Kumasi- Some drivers involved in a project seeking to address maternal health mortalities in Ashanti Region are calling on emergency health care professionals to exhibit attitudes of urgency when receiving emergency referrals or other cases.

They said the lackadaisical and indifferent attitudes that they were met with from health professionals, when they transport patients needing prompt emergency response to health facilities, could be blamed for the needless loss of lives.

The drivers made the submission at a stakeholders meeting in Kumasi to discuss how best to transport pregnant women to health facilities early enough, as part of the Transport Union Support Services (TUSS) project.

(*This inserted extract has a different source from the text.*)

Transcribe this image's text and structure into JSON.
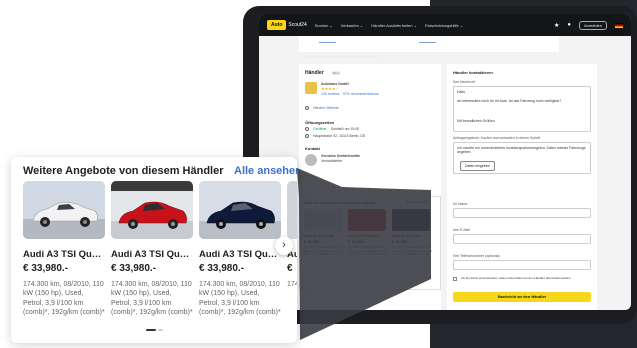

The project, which seeks to eliminate delays in accessing healthcare by pregnant women, was piloted in selected districts in Ashanti between 2014 and 2017 by the Regional Coordinating Council (RCC), Ghana Health Service (GHS) and transport unions.

The RCC, as part of the project signed a Memorandum of Understanding (MoU) with the unions, which enjoined taxi drivers to transport pregnancy-related cases to the nearest health facility and make claims for the transport fares later at the District Assembly.

In situations, where the transportation cost involved was insignificant, such drivers were rewarded at the lorry terminals, where they worked, by enjoying certain privileges such as; loading passengers without waiting for their turn for the rest of the day.

After a year’s recess of this laudable initiative, the United Nations Population Fund (UNFPA), has been at the forefront of the fight against maternal mortality, providing funding for the resumption of the project in the Region.

This informed the decision by the RCC to hold a stakeholders meeting to discuss the challenges, lessons learnt and best practices from the previous project to strategise the way forward.

Sharing their experiences during the meeting, the drivers criticised some of the health workers for paying little attention to them when they arrive with emergency cases at the facilities.

They said their sense of urgency towards the patients left much to be desired even in the face of a critical situation and called for attitudinal change to avert preventable deaths.

They also decried the poor nature of roads, which contributed to the delays in reaching the facilities as well as the refusal by other motorists to give way during emergencies because taxis were not recognised emergency vehicles.

Mr. Isaac Kyeremateng, the UNFPA Focal Person at the RCC, underlined the need for stakeholders to be guided by the lessons learnt during the previous project to improve on service delivery.

He said the maternal mortality rate recorded annually in the region was unacceptable and required the collective efforts of stakeholders to address the perennial problem head-on.

Source: Ghana News Agency